Staten Island's championship team was full of them. There was ninth-rounder Gavin Brooks, who had a 0.62 ERA and three saves in 30 relief outings. The UCLA product had 48 strikeouts in 43 1/3 innings while holding hitters to a .180 batting average. Outfielder Neil Medchill (11th round) joined Warren on the NY-Penn League All-Star team and hit .278/.350/.551 in 62 games. The outfielder out of Oklahoma State hit 14 homers and drove in 41 runs for Staten Island. He topped the league in homers and slugging percentage. Outfielder Deangelo Mack (13) was also an All-Star for Staten Island, finishing with a .306/.372/.513 line. He also hit .304 in the postseason. ... On a non-Staten Island note, Bryan Mitchell, a 16th-round pick, was lured away from a North Carolina commitment with an above-slot bonus and has a lot of potential.

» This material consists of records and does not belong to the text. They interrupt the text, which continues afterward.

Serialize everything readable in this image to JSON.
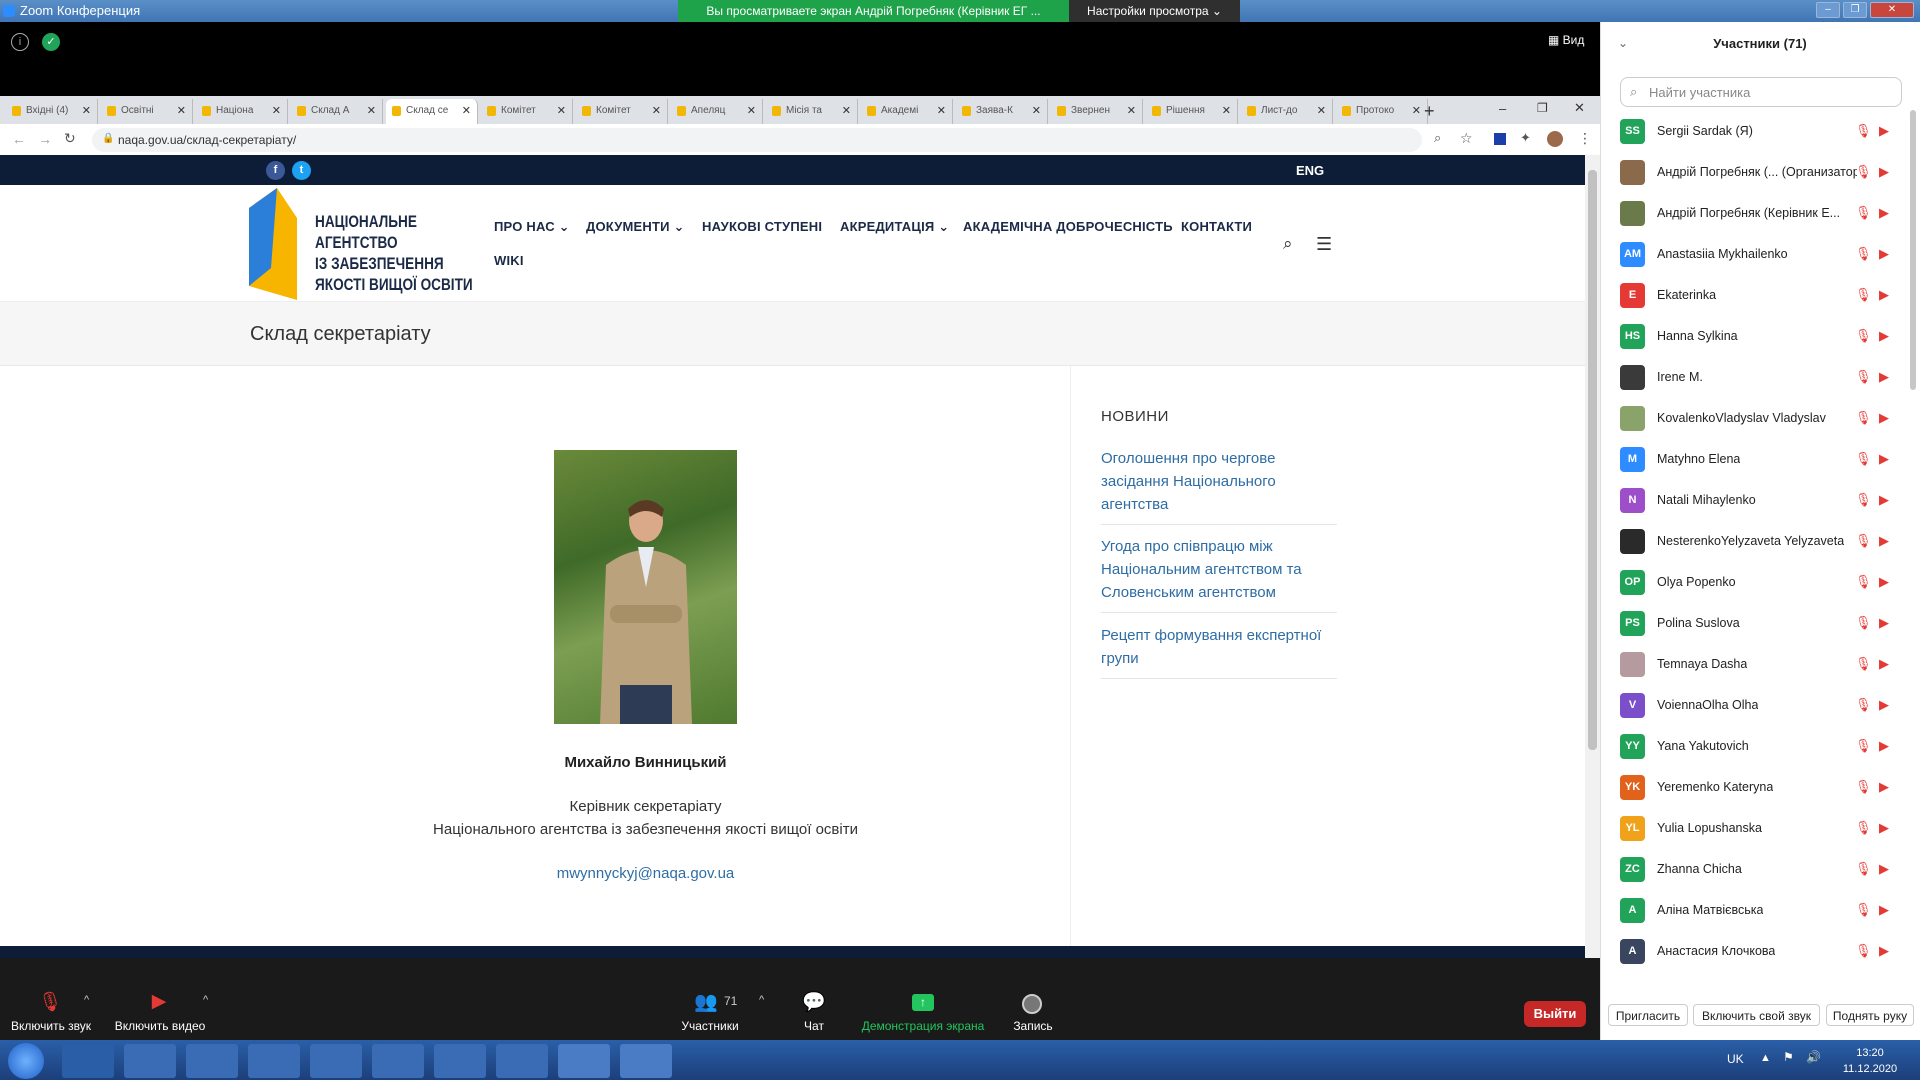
{
  "window": {
    "title": "Zoom Конференция"
  },
  "share_banner": "Вы просматриваете экран Андрій Погребняк (Керівник ЕГ ...",
  "view_options": "Настройки просмотра",
  "zoom_top": {
    "view_label": "Вид"
  },
  "browser": {
    "tabs": [
      {
        "label": "Вхідні (4)"
      },
      {
        "label": "Освітні"
      },
      {
        "label": "Націона"
      },
      {
        "label": "Склад А"
      },
      {
        "label": "Склад се",
        "active": true
      },
      {
        "label": "Комітет"
      },
      {
        "label": "Комітет"
      },
      {
        "label": "Апеляц"
      },
      {
        "label": "Місія та"
      },
      {
        "label": "Академі"
      },
      {
        "label": "Заява-К"
      },
      {
        "label": "Звернен"
      },
      {
        "label": "Рішення"
      },
      {
        "label": "Лист-до"
      },
      {
        "label": "Протоко"
      }
    ],
    "url": "naqa.gov.ua/склад-секретаріату/"
  },
  "site": {
    "lang_switch": "ENG",
    "logo_lines": [
      "Національне",
      "агентство",
      "із забезпечення",
      "якості вищої освіти"
    ],
    "nav": [
      "ПРО НАС",
      "ДОКУМЕНТИ",
      "НАУКОВІ СТУПЕНІ",
      "АКРЕДИТАЦІЯ",
      "АКАДЕМІЧНА ДОБРОЧЕСНІСТЬ",
      "КОНТАКТИ",
      "WIKI"
    ],
    "page_title": "Склад секретаріату",
    "person": {
      "name": "Михайло Винницький",
      "position_line1": "Керівник секретаріату",
      "position_line2": "Національного агентства із забезпечення якості вищої освіти",
      "email": "mwynnyckyj@naqa.gov.ua"
    },
    "news_heading": "НОВИНИ",
    "news": [
      "Оголошення про чергове засідання Національного агентства",
      "Угода про співпрацю між Національним агентством та Словенським агентством",
      "Рецепт формування експертної групи"
    ]
  },
  "zoom_controls": {
    "mute": "Включить звук",
    "video": "Включить видео",
    "participants": "Участники",
    "participants_count": "71",
    "chat": "Чат",
    "share": "Демонстрация экрана",
    "record": "Запись",
    "leave": "Выйти"
  },
  "panel": {
    "title": "Участники (71)",
    "search_placeholder": "Найти участника",
    "participants": [
      {
        "initials": "SS",
        "name": "Sergii Sardak (Я)",
        "color": "#22a35a"
      },
      {
        "initials": "",
        "name": "Андрій Погребняк (... (Организатор)",
        "color": "#8a6a4a"
      },
      {
        "initials": "",
        "name": "Андрій Погребняк (Керівник Е...",
        "color": "#6a7a4a"
      },
      {
        "initials": "AM",
        "name": "Anastasiia Mykhailenko",
        "color": "#2d8cff"
      },
      {
        "initials": "E",
        "name": "Ekaterinka",
        "color": "#e53935"
      },
      {
        "initials": "HS",
        "name": "Hanna Sylkina",
        "color": "#22a35a"
      },
      {
        "initials": "",
        "name": "Irene M.",
        "color": "#3a3a3a"
      },
      {
        "initials": "",
        "name": "KovalenkoVladyslav Vladyslav",
        "color": "#8aa36a"
      },
      {
        "initials": "M",
        "name": "Matyhno Elena",
        "color": "#2d8cff"
      },
      {
        "initials": "N",
        "name": "Natali Mihaylenko",
        "color": "#9c4fc9"
      },
      {
        "initials": "",
        "name": "NesterenkoYelyzaveta Yelyzaveta",
        "color": "#2a2a2a"
      },
      {
        "initials": "OP",
        "name": "Olya Popenko",
        "color": "#22a35a"
      },
      {
        "initials": "PS",
        "name": "Polina Suslova",
        "color": "#22a35a"
      },
      {
        "initials": "",
        "name": "Temnaya Dasha",
        "color": "#b59aa0"
      },
      {
        "initials": "V",
        "name": "VoiennaOlha Olha",
        "color": "#7b4fc9"
      },
      {
        "initials": "YY",
        "name": "Yana Yakutovich",
        "color": "#22a35a"
      },
      {
        "initials": "YK",
        "name": "Yeremenko Kateryna",
        "color": "#e0621b"
      },
      {
        "initials": "YL",
        "name": "Yulia Lopushanska",
        "color": "#f0a21b"
      },
      {
        "initials": "ZC",
        "name": "Zhanna Chicha",
        "color": "#22a35a"
      },
      {
        "initials": "A",
        "name": "Аліна Матвієвська",
        "color": "#22a35a"
      },
      {
        "initials": "A",
        "name": "Анастасия Клочкова",
        "color": "#3a4660"
      }
    ],
    "invite": "Пригласить",
    "unmute_me": "Включить свой звук",
    "raise_hand": "Поднять руку"
  },
  "taskbar": {
    "lang": "UK",
    "time": "13:20",
    "date": "11.12.2020"
  }
}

Fast risers

Warren is the type of advanced arm that could move fairly quickly. Medchill, a left-handed power bat, also might have the chance to advance up the ladder fairly speedily.


The Yankees used their resources to come to terms with many of their early picks in 2009. They signed 14 of their first 15 picks, with only 10th rounder Tyler Lyons not signing on the dotted line. The lefty instead went back to Oklahoma State for his senior season. The Yankees made an interesting selection when they took California high school righty Chad Thompson in the 17th round. He had Tommy John surgery in May and despite early reports that he joined the Yankees, he didn't sign. Overall, New York signed 27 of their 49 picks.

Jonathan Mayo is a reporter for MLB.com. This story was not subject to the approval of Major League Baseball or its clubs.